Reclaiming discretion: Judicial sanctioning strategy in court-supervised drug treatment

Stacy Lee Burns, Mark Peyrot

    Research output: Contribution to journalArticle

    Abstract

    In an attempt to involve drug-related defendants in treatment, California's Proposition 36 constrains judges' discretion to restrict access to treatment and to revoke treatment. Despite its formal rule scheme, judges nevertheless develop and implement strategies to coerce and persuade defendants into treatment compliance. Proposition 36 is an unexplored setting for examining the externally and interactionally imposed limits on judicial discretion and attempts by judges to reclaim it. This article describes strategies judges use in response to defendant noncompliance and shows how the alternatives available to defendants further constrain judicial attempts at coercion. While judges would rather find a way to make treatment work, ultimately defendants can opt out of treatment by choosing incarceration. Ironically, incarceration may be preferred by defendants because it may be a less onerous alternative. This perception constitutes an important interactional impediment to the judge's treatment option and significantly constrains judicial strategies to enhance treatment outcomes.

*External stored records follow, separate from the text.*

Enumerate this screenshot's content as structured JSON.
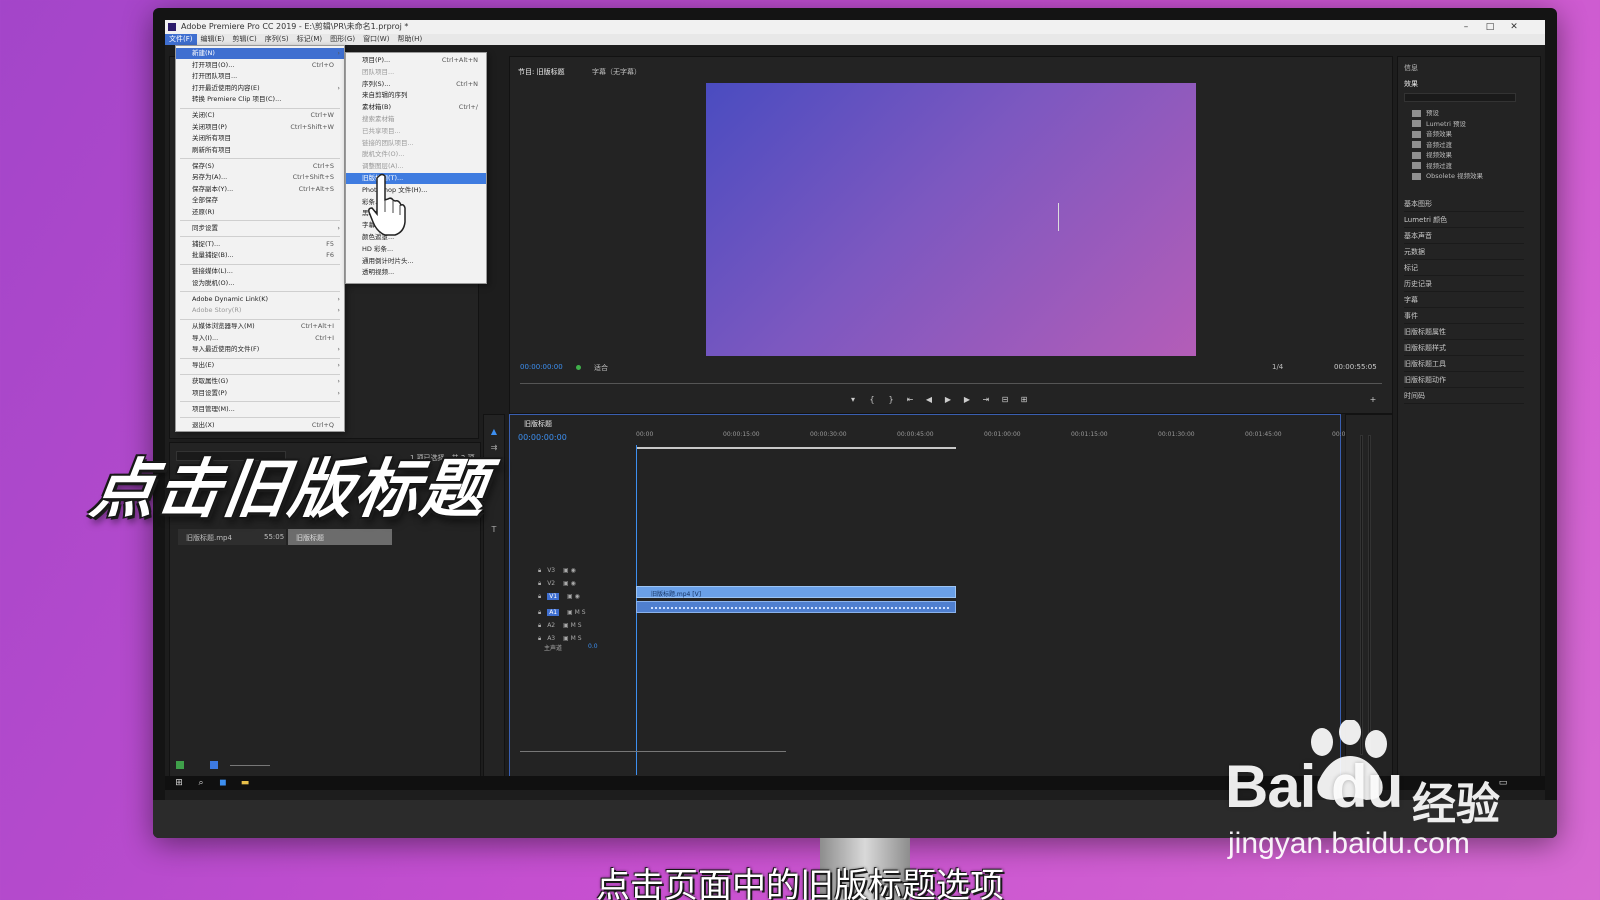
{
  "window": {
    "title": "Adobe Premiere Pro CC 2019 - E:\\剪辑\\PR\\未命名1.prproj *",
    "minimize_icon": "minimize-icon",
    "maximize_icon": "maximize-icon",
    "close_icon": "close-icon"
  },
  "menubar": [
    "文件(F)",
    "编辑(E)",
    "剪辑(C)",
    "序列(S)",
    "标记(M)",
    "图形(G)",
    "窗口(W)",
    "帮助(H)"
  ],
  "file_menu": {
    "items": [
      {
        "label": "新建(N)",
        "shortcut": "",
        "arrow": "›"
      },
      {
        "label": "打开项目(O)...",
        "shortcut": "Ctrl+O",
        "arrow": ""
      },
      {
        "label": "打开团队项目...",
        "shortcut": "",
        "arrow": ""
      },
      {
        "label": "打开最近使用的内容(E)",
        "shortcut": "",
        "arrow": "›"
      },
      {
        "label": "转换 Premiere Clip 项目(C)...",
        "shortcut": "",
        "arrow": ""
      },
      {
        "label": "关闭(C)",
        "shortcut": "Ctrl+W",
        "arrow": ""
      },
      {
        "label": "关闭项目(P)",
        "shortcut": "Ctrl+Shift+W",
        "arrow": ""
      },
      {
        "label": "关闭所有项目",
        "shortcut": "",
        "arrow": ""
      },
      {
        "label": "刷新所有项目",
        "shortcut": "",
        "arrow": ""
      },
      {
        "label": "保存(S)",
        "shortcut": "Ctrl+S",
        "arrow": ""
      },
      {
        "label": "另存为(A)...",
        "shortcut": "Ctrl+Shift+S",
        "arrow": ""
      },
      {
        "label": "保存副本(Y)...",
        "shortcut": "Ctrl+Alt+S",
        "arrow": ""
      },
      {
        "label": "全部保存",
        "shortcut": "",
        "arrow": ""
      },
      {
        "label": "还原(R)",
        "shortcut": "",
        "arrow": ""
      },
      {
        "label": "同步设置",
        "shortcut": "",
        "arrow": "›"
      },
      {
        "label": "捕捉(T)...",
        "shortcut": "F5",
        "arrow": ""
      },
      {
        "label": "批量捕捉(B)...",
        "shortcut": "F6",
        "arrow": ""
      },
      {
        "label": "链接媒体(L)...",
        "shortcut": "",
        "arrow": ""
      },
      {
        "label": "设为脱机(O)...",
        "shortcut": "",
        "arrow": ""
      },
      {
        "label": "Adobe Dynamic Link(K)",
        "shortcut": "",
        "arrow": "›"
      },
      {
        "label": "Adobe Story(R)",
        "shortcut": "",
        "arrow": "›"
      },
      {
        "label": "从媒体浏览器导入(M)",
        "shortcut": "Ctrl+Alt+I",
        "arrow": ""
      },
      {
        "label": "导入(I)...",
        "shortcut": "Ctrl+I",
        "arrow": ""
      },
      {
        "label": "导入最近使用的文件(F)",
        "shortcut": "",
        "arrow": "›"
      },
      {
        "label": "导出(E)",
        "shortcut": "",
        "arrow": "›"
      },
      {
        "label": "获取属性(G)",
        "shortcut": "",
        "arrow": "›"
      },
      {
        "label": "项目设置(P)",
        "shortcut": "",
        "arrow": "›"
      },
      {
        "label": "项目管理(M)...",
        "shortcut": "",
        "arrow": ""
      },
      {
        "label": "退出(X)",
        "shortcut": "Ctrl+Q",
        "arrow": ""
      }
    ]
  },
  "new_submenu": {
    "items": [
      {
        "label": "项目(P)...",
        "shortcut": "Ctrl+Alt+N"
      },
      {
        "label": "团队项目...",
        "shortcut": ""
      },
      {
        "label": "序列(S)...",
        "shortcut": "Ctrl+N"
      },
      {
        "label": "来自剪辑的序列",
        "shortcut": ""
      },
      {
        "label": "素材箱(B)",
        "shortcut": "Ctrl+/"
      },
      {
        "label": "搜索素材箱",
        "shortcut": ""
      },
      {
        "label": "已共享项目...",
        "shortcut": ""
      },
      {
        "label": "链接的团队项目...",
        "shortcut": ""
      },
      {
        "label": "脱机文件(O)...",
        "shortcut": ""
      },
      {
        "label": "调整图层(A)...",
        "shortcut": ""
      },
      {
        "label": "旧版标题(T)...",
        "shortcut": ""
      },
      {
        "label": "Photoshop 文件(H)...",
        "shortcut": ""
      },
      {
        "label": "彩条...",
        "shortcut": ""
      },
      {
        "label": "黑场视频...",
        "shortcut": ""
      },
      {
        "label": "字幕...",
        "shortcut": ""
      },
      {
        "label": "颜色遮罩...",
        "shortcut": ""
      },
      {
        "label": "HD 彩条...",
        "shortcut": ""
      },
      {
        "label": "通用倒计时片头...",
        "shortcut": ""
      },
      {
        "label": "透明视频...",
        "shortcut": ""
      }
    ]
  },
  "program_monitor": {
    "tab_active": "节目: 旧版标题",
    "tab_other": "字幕（无字幕）",
    "timecode_left": "00:00:00:00",
    "fit": "适合",
    "zoom": "1/4",
    "timecode_right": "00:00:55:05"
  },
  "transport": [
    "mark-in-icon",
    "mark-out-icon",
    "go-to-in-icon",
    "step-back-icon",
    "play-icon",
    "step-forward-icon",
    "go-to-out-icon",
    "lift-icon",
    "extract-icon",
    "export-frame-icon"
  ],
  "timeline": {
    "tab": "旧版标题",
    "timecode": "00:00:00:00",
    "ruler": [
      "00:00",
      "00:00:15:00",
      "00:00:30:00",
      "00:00:45:00",
      "00:01:00:00",
      "00:01:15:00",
      "00:01:30:00",
      "00:01:45:00",
      "00:02"
    ],
    "tracks": [
      "V3",
      "V2",
      "V1",
      "A1",
      "A2",
      "A3"
    ],
    "master_label": "主声道",
    "master_value": "0.0",
    "video_clip": "旧版标题.mp4 [V]",
    "playhead_progress": 0.02
  },
  "project_panel": {
    "item_name": "旧版标题.mp4",
    "item_duration": "55:05",
    "selected": "1 项已选择，共 2 项",
    "sequence_name": "旧版标题"
  },
  "effects_panel": {
    "title": "信息",
    "subtitle": "效果",
    "folders": [
      "预设",
      "Lumetri 预设",
      "音频效果",
      "音频过渡",
      "视频效果",
      "视频过渡",
      "Obsolete 视频效果"
    ],
    "panels": [
      "基本图形",
      "Lumetri 颜色",
      "基本声音",
      "元数据",
      "标记",
      "历史记录",
      "字幕",
      "事件",
      "旧版标题属性",
      "旧版标题样式",
      "旧版标题工具",
      "旧版标题动作",
      "时间码"
    ]
  },
  "taskbar": {
    "icons": [
      "windows-start-icon",
      "search-icon",
      "edge-icon",
      "folder-icon"
    ]
  },
  "captions": {
    "big": "点击旧版标题",
    "bottom": "点击页面中的旧版标题选项"
  },
  "watermark": {
    "logo": "Bai du",
    "brand": "经验",
    "url": "jingyan.baidu.com"
  },
  "colors": {
    "accent": "#3f6fd0",
    "timecode": "#3d8ff0",
    "clip": "#5c8ad6",
    "background": "#c04cd0"
  }
}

    Original languageEnglish (US)
    Pages (from-to)720-744
    Number of pages25
    JournalJournal of Contemporary Ethnography
    Volume37
    Issue number6
    DOIs
    StatePublished - Dec 1 2008

    Keywords

    • Drug court
    • Drug treatment
    • Judicial discretion
    • Sanctioning strategy

    ASJC Scopus subject areas

    • Language and Linguistics
    • Anthropology
    • Sociology and Political Science
    • Urban Studies

    Fingerprint Dive into the research topics of 'Reclaiming discretion: Judicial sanctioning strategy in court-supervised drug treatment'. Together they form a unique fingerprint.

  • Cite this